Your instructions:
All the data should be repeated exactly. Any image in it is left out.

Task inputs:
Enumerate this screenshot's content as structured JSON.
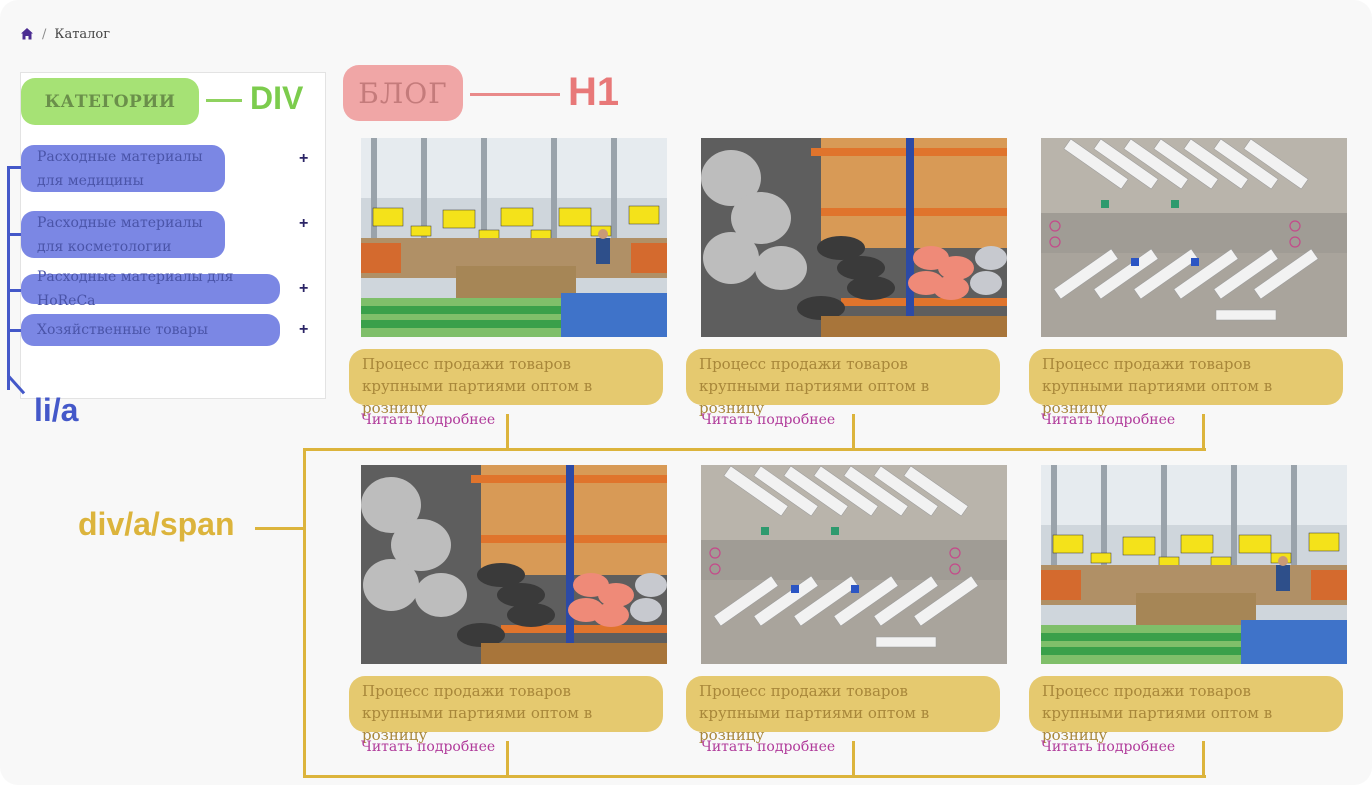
{
  "breadcrumb": {
    "home_icon": "home-icon",
    "separator": "/",
    "current": "Каталог"
  },
  "sidebar": {
    "heading": "КАТЕГОРИИ",
    "items": [
      {
        "label": "Расходные материалы для медицины",
        "expand": "+"
      },
      {
        "label": "Расходные материалы для косметологии",
        "expand": "+"
      },
      {
        "label": "Расходные материалы для HoReCa",
        "expand": "+"
      },
      {
        "label": "Хозяйственные товары",
        "expand": "+"
      }
    ]
  },
  "blog": {
    "title": "БЛОГ"
  },
  "annotations": {
    "div": "DIV",
    "h1": "H1",
    "li_a": "li/a",
    "div_a_span": "div/a/span"
  },
  "cards": [
    {
      "image": "store-interior",
      "title": "Процесс продажи товаров крупными партиями оптом в розницу",
      "link": "Читать подробнее"
    },
    {
      "image": "warehouse-rolls",
      "title": "Процесс продажи товаров крупными партиями оптом в розницу",
      "link": "Читать подробнее"
    },
    {
      "image": "trucks-aerial",
      "title": "Процесс продажи товаров крупными партиями оптом в розницу",
      "link": "Читать подробнее"
    },
    {
      "image": "warehouse-rolls",
      "title": "Процесс продажи товаров крупными партиями оптом в розницу",
      "link": "Читать подробнее"
    },
    {
      "image": "trucks-aerial",
      "title": "Процесс продажи товаров крупными партиями оптом в розницу",
      "link": "Читать подробнее"
    },
    {
      "image": "store-interior",
      "title": "Процесс продажи товаров крупными партиями оптом в розницу",
      "link": "Читать подробнее"
    }
  ],
  "colors": {
    "category_green": "#a6e275",
    "item_blue": "#7b87e4",
    "blog_pink": "#f0a6a6",
    "card_gold": "#e5c96f",
    "link_magenta": "#b03a9a"
  }
}
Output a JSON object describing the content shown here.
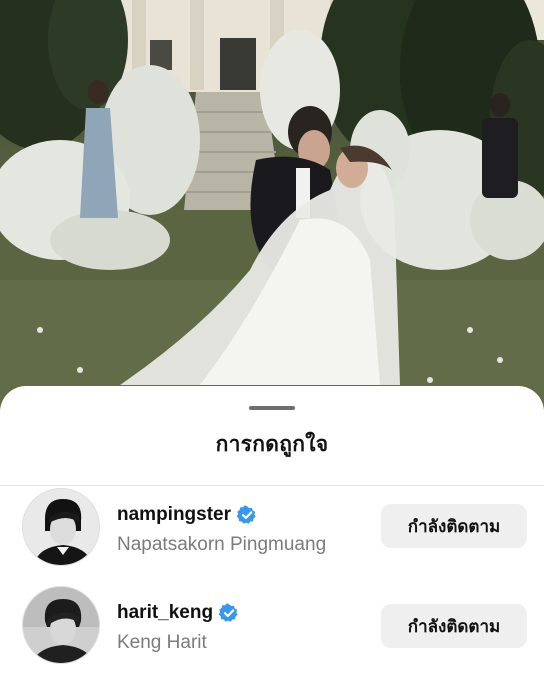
{
  "sheet": {
    "title": "การกดถูกใจ"
  },
  "users": [
    {
      "username": "nampingster",
      "full_name": "Napatsakorn Pingmuang",
      "verified": true,
      "button_label": "กำลังติดตาม"
    },
    {
      "username": "harit_keng",
      "full_name": "Keng Harit",
      "verified": true,
      "button_label": "กำลังติดตาม"
    }
  ],
  "colors": {
    "verified_badge": "#3897f0",
    "button_bg": "#efefef",
    "secondary_text": "#7b7b7b"
  },
  "icons": {
    "verified": "verified-badge-icon"
  }
}
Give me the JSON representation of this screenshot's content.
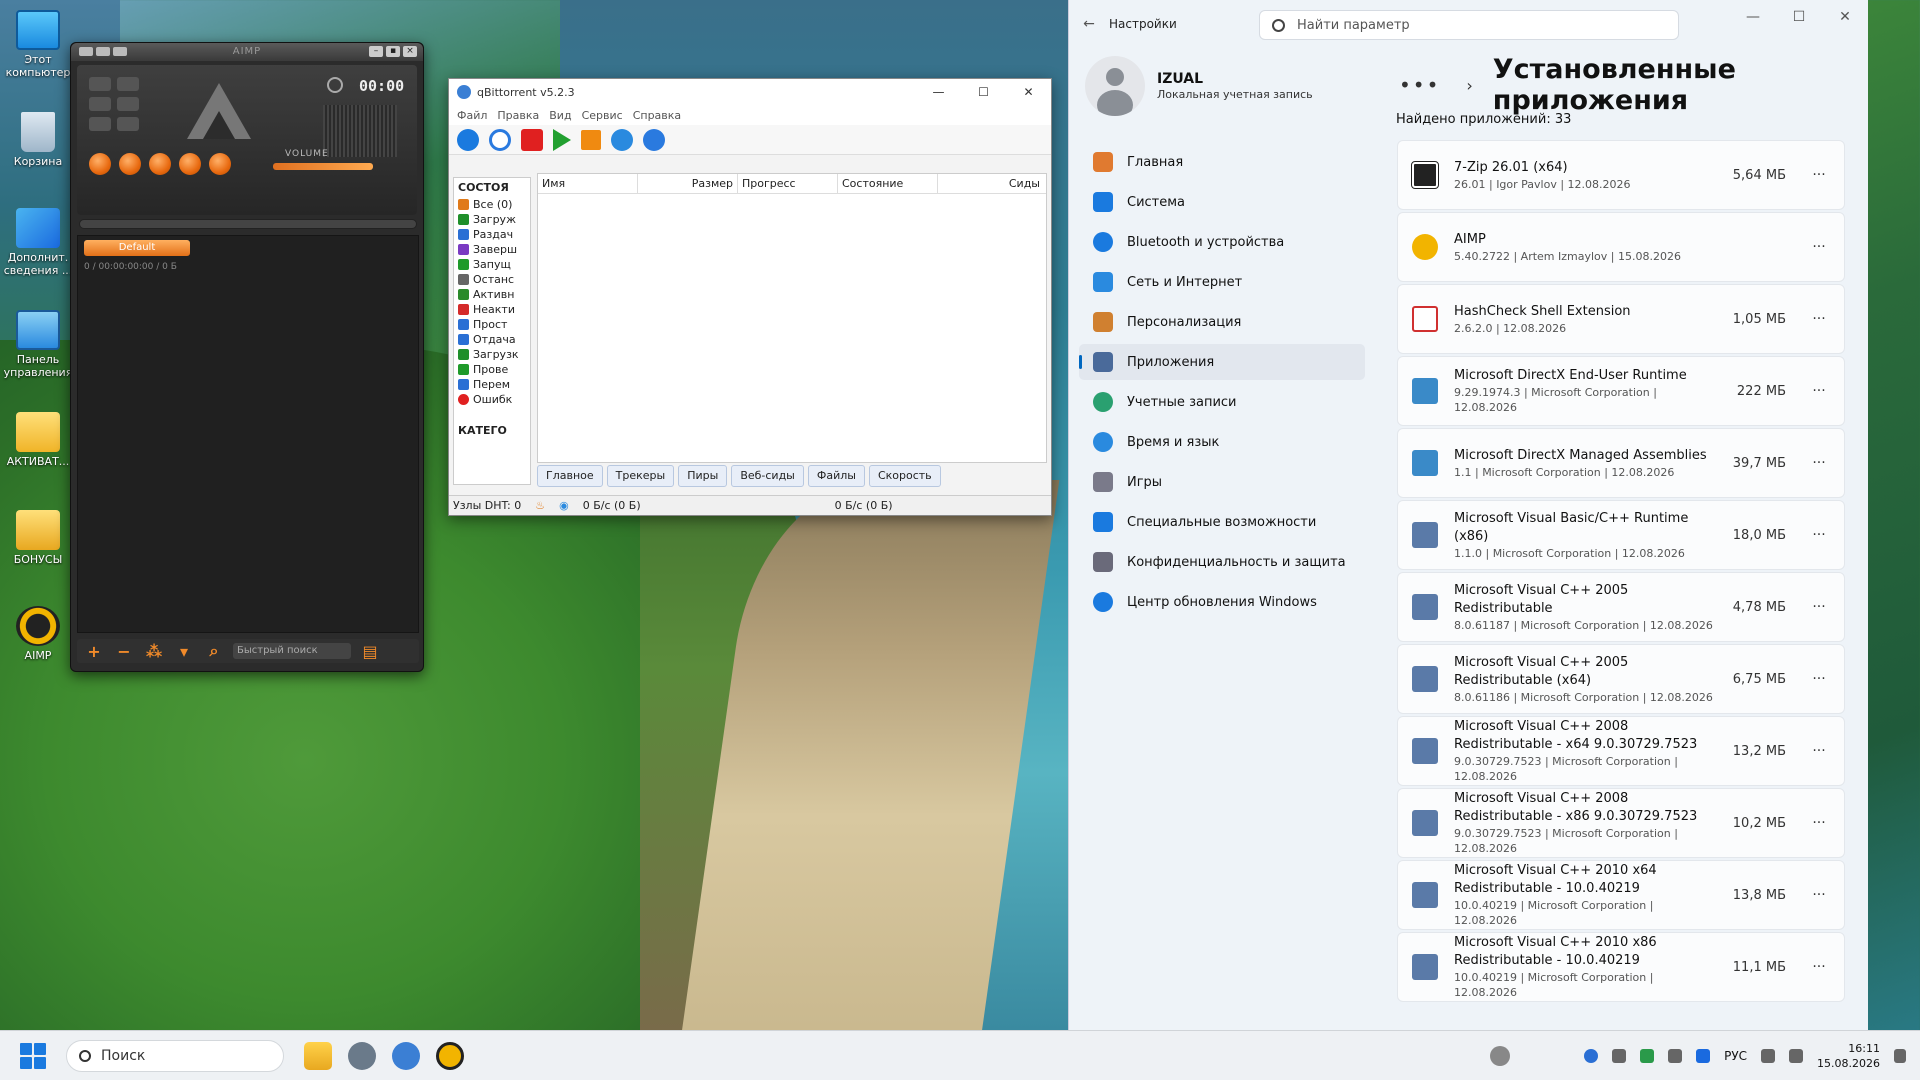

Response to the exercise:
Enumerate this screenshot's content as structured JSON.
{
  "breadcrumb": {
    "home_icon": "home-icon",
    "separator": "/",
    "current": "Каталог"
  },
  "sidebar": {
    "heading": "КАТЕГОРИИ",
    "items": [
      {
        "label": "Расходные материалы для медицины",
        "expand": "+"
      },
      {
        "label": "Расходные материалы для косметологии",
        "expand": "+"
      },
      {
        "label": "Расходные материалы для HoReCa",
        "expand": "+"
      },
      {
        "label": "Хозяйственные товары",
        "expand": "+"
      }
    ]
  },
  "blog": {
    "title": "БЛОГ"
  },
  "annotations": {
    "div": "DIV",
    "h1": "H1",
    "li_a": "li/a",
    "div_a_span": "div/a/span"
  },
  "cards": [
    {
      "image": "store-interior",
      "title": "Процесс продажи товаров крупными партиями оптом в розницу",
      "link": "Читать подробнее"
    },
    {
      "image": "warehouse-rolls",
      "title": "Процесс продажи товаров крупными партиями оптом в розницу",
      "link": "Читать подробнее"
    },
    {
      "image": "trucks-aerial",
      "title": "Процесс продажи товаров крупными партиями оптом в розницу",
      "link": "Читать подробнее"
    },
    {
      "image": "warehouse-rolls",
      "title": "Процесс продажи товаров крупными партиями оптом в розницу",
      "link": "Читать подробнее"
    },
    {
      "image": "trucks-aerial",
      "title": "Процесс продажи товаров крупными партиями оптом в розницу",
      "link": "Читать подробнее"
    },
    {
      "image": "store-interior",
      "title": "Процесс продажи товаров крупными партиями оптом в розницу",
      "link": "Читать подробнее"
    }
  ],
  "colors": {
    "category_green": "#a6e275",
    "item_blue": "#7b87e4",
    "blog_pink": "#f0a6a6",
    "card_gold": "#e5c96f",
    "link_magenta": "#b03a9a"
  }
}
Output a JSON object describing the content shown here.
{
  "sheet": {
    "title": "การกดถูกใจ"
  },
  "users": [
    {
      "username": "nampingster",
      "full_name": "Napatsakorn Pingmuang",
      "verified": true,
      "button_label": "กำลังติดตาม"
    },
    {
      "username": "harit_keng",
      "full_name": "Keng Harit",
      "verified": true,
      "button_label": "กำลังติดตาม"
    }
  ],
  "colors": {
    "verified_badge": "#3897f0",
    "button_bg": "#efefef",
    "secondary_text": "#7b7b7b"
  },
  "icons": {
    "verified": "verified-badge-icon"
  }
}
Give me the JSON representation of this screenshot's content.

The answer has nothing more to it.